• _EXERCISE AIM_: Determine the number of lines in the data that contain "JSON". Answer with that number only.
***** TASK DATA
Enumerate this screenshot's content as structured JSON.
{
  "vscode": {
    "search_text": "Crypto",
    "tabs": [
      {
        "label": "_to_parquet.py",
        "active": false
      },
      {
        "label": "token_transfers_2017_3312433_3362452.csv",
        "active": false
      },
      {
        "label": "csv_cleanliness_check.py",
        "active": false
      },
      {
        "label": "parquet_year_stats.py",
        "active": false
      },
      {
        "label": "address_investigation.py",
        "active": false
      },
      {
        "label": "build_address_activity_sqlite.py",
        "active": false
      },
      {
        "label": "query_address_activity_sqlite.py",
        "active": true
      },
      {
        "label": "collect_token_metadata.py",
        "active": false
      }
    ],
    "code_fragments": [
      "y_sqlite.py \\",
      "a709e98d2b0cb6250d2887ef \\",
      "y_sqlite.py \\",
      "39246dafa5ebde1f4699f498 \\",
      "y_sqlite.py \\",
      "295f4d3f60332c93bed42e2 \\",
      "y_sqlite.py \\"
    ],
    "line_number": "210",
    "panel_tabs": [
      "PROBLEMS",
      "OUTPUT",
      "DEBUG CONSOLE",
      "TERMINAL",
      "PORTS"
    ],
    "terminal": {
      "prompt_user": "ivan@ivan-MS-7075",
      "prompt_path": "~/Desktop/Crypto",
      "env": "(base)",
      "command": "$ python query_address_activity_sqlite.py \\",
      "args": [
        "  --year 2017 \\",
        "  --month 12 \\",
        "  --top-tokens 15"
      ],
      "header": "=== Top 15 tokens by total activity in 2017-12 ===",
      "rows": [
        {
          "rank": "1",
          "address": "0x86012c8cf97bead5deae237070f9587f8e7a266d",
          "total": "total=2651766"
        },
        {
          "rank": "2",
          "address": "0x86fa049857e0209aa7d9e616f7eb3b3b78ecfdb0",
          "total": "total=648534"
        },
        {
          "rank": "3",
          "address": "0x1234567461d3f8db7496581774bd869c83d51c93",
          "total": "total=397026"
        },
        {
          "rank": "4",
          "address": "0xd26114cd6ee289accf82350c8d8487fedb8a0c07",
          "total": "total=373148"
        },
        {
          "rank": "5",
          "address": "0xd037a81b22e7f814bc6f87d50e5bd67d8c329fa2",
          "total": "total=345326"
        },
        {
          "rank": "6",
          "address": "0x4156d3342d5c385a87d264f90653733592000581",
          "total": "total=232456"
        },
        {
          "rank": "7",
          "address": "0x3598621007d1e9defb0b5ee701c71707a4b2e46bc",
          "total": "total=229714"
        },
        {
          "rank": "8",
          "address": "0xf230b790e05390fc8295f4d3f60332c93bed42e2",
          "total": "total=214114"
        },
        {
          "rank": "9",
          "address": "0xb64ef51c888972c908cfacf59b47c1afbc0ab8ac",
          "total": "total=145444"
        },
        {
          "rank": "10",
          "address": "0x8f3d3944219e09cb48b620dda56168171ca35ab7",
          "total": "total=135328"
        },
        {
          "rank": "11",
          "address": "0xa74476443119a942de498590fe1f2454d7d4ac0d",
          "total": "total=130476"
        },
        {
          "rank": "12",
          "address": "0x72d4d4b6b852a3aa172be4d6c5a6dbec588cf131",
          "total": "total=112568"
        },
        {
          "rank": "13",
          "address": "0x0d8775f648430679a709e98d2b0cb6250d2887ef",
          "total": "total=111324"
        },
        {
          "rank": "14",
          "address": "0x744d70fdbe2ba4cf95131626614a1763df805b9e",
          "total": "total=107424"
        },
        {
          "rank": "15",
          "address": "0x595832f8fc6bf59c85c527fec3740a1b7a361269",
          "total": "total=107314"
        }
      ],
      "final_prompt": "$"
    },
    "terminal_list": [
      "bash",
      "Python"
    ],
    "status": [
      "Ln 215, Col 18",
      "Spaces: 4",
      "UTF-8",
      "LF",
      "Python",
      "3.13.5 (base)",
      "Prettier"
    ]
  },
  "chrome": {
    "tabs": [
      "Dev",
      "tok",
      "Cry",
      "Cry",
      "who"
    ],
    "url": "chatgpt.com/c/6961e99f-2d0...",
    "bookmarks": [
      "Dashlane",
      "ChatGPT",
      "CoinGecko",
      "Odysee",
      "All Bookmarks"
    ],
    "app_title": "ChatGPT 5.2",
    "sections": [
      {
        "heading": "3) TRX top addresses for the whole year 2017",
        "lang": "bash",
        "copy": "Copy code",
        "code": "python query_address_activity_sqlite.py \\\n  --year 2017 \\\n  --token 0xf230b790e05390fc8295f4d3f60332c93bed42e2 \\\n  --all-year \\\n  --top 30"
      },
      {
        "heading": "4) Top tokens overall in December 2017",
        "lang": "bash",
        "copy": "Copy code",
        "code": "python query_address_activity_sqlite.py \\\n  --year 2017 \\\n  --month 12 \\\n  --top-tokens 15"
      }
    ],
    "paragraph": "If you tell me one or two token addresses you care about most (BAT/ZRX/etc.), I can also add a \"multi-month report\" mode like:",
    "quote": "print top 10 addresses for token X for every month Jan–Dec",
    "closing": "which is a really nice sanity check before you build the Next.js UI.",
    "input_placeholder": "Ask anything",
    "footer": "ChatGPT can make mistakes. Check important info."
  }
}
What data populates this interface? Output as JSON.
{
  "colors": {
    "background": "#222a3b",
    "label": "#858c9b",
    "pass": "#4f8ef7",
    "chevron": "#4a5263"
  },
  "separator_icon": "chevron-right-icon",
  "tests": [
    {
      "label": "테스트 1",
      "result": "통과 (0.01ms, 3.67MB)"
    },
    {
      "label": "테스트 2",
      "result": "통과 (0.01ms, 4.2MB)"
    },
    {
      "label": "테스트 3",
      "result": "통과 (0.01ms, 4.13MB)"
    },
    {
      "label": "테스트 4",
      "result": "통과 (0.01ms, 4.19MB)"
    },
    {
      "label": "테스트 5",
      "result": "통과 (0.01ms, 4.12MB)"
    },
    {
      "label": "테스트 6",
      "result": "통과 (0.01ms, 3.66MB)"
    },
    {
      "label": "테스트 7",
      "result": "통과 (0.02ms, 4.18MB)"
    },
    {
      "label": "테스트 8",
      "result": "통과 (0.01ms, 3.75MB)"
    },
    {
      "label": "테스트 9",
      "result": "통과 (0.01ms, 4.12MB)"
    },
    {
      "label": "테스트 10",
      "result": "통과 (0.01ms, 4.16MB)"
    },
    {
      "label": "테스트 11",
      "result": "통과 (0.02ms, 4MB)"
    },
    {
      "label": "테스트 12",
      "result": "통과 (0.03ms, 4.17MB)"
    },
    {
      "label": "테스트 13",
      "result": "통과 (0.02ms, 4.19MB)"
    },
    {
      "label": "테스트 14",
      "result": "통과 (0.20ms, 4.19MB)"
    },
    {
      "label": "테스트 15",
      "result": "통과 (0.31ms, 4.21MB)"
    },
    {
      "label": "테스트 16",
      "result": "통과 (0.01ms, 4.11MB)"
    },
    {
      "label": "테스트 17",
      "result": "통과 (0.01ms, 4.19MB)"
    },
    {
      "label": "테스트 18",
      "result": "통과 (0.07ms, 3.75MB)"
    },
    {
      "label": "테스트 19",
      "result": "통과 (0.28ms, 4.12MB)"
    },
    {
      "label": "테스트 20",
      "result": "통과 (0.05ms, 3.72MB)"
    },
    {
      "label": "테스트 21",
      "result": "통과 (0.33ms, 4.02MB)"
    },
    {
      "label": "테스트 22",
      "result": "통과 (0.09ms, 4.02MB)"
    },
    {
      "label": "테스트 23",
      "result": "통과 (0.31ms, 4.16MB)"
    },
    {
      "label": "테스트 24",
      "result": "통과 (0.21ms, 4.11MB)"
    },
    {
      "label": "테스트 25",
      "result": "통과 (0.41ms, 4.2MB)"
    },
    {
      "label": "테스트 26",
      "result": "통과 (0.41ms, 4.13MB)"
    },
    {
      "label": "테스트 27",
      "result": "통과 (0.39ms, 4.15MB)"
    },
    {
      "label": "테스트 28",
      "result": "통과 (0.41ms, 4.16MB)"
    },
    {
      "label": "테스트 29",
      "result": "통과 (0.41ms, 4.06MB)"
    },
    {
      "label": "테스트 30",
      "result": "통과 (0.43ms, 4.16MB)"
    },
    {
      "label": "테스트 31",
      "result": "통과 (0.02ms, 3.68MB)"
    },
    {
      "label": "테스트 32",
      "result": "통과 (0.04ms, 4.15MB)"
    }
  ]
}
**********
• _REPLY_: 2